“I am convinced that as governments, industry and investors increasingly
realize that a low-carbon future in a world resilient to climate change is not only necessary, but
sustainable and profitable, then the necessary finance will flow faster than many now expect. A
well-designed Green Climate Fund will help ensure that this happens sooner rather than
later,” Ms. Figueres said.
Four work streams were identified, and will be led by eight "work stream co-facilitators."
The work streams can be summarized as follows:
1. Scope, guiding principles and cross-cutting issues: Work under this stream will include, inter
- Objectives and principles
- Thematic scope
- Size and scalability
- Country-led and results-based approaches
- Complementarity and value added
- Methods to enhance complementarity between the Fund’s activities and those of other
bilateral, regional and multilateral funding mechanisms and institutions
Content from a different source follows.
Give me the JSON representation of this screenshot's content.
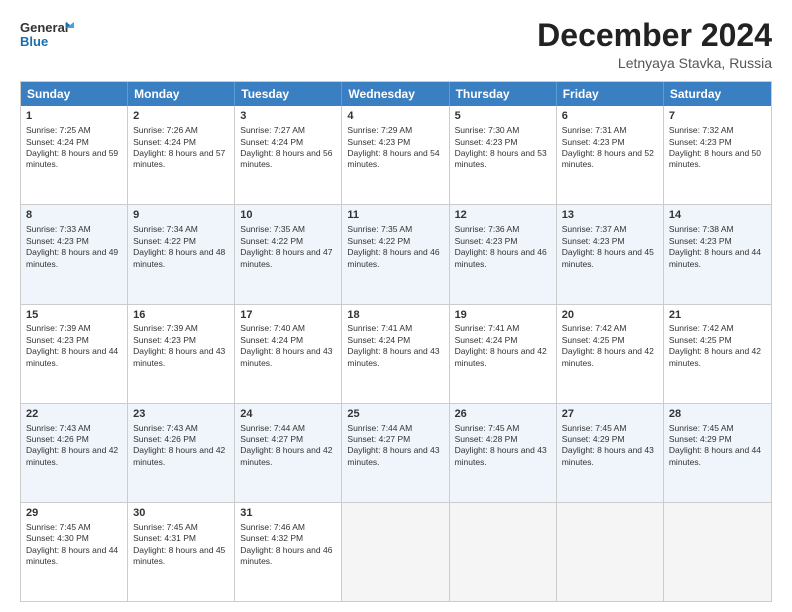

2. Governance and institutional arrangements: Work under this stream will include, inter alia:
- Legal and institutional arrangements, including fiduciary management issues, for the
establishment and operationalization of the GCF
- Rules of procedure, functions and responsibilities of the Board and other governance issues
related to the Board
- Role of the Fund’s secretariat and the procedure for selecting and/or establishing the
- Trustee arrangements and issues of fiduciary responsibility for the Fund
- Relationship between institutional arrangements of the GCF and other bodies established under the
Convention, as well as national entities
3. Operational modalities: Work under this stream will include, inter alia:
- Methods to manage the large scale of the financial resources from a number of sources and deliver
through a variety of financial instruments, funding windows and access modalities, including direct
access, with the objective of achieving a balanced allocation between adaptation and mitigation
- Modalities for contributions to the Fund
- Methods to mobilize and leverage private sector finance, both foreign and domestic
- The financial instruments that the Fund can use to achieve its priorities
- Methods to ensure a balanced allocation between mitigation and adaptation
- Mechanisms to ensure the provision of appropriate expert and technical non-binding advice,
including from relevant thematic bodies established under the Convention
- Mechanisms to ensure stakeholder input and participation
4. Monitoring and Evaluation: Work under this stream will include, inter alia:
- A mechanism to ensure periodic independent evaluation of the Fund’s performance
- Mechanisms to ensure financial accountability and to evaluate the performance of activities
supported by the Fund, in order to ensure the application of environmental and social safeguards, as
well as internationally accepted fiduciary standards and sound financial management to the
There was clear support among members for a strong Technical Support Unit (TSU). The TSU took up its
work in the first week of May and is housed by the UNFCCC secretariat in Bonn.
Next steps include a workshop in late May/early June in Bonn and a second meeting of the Transitional
Committee scheduled for early July.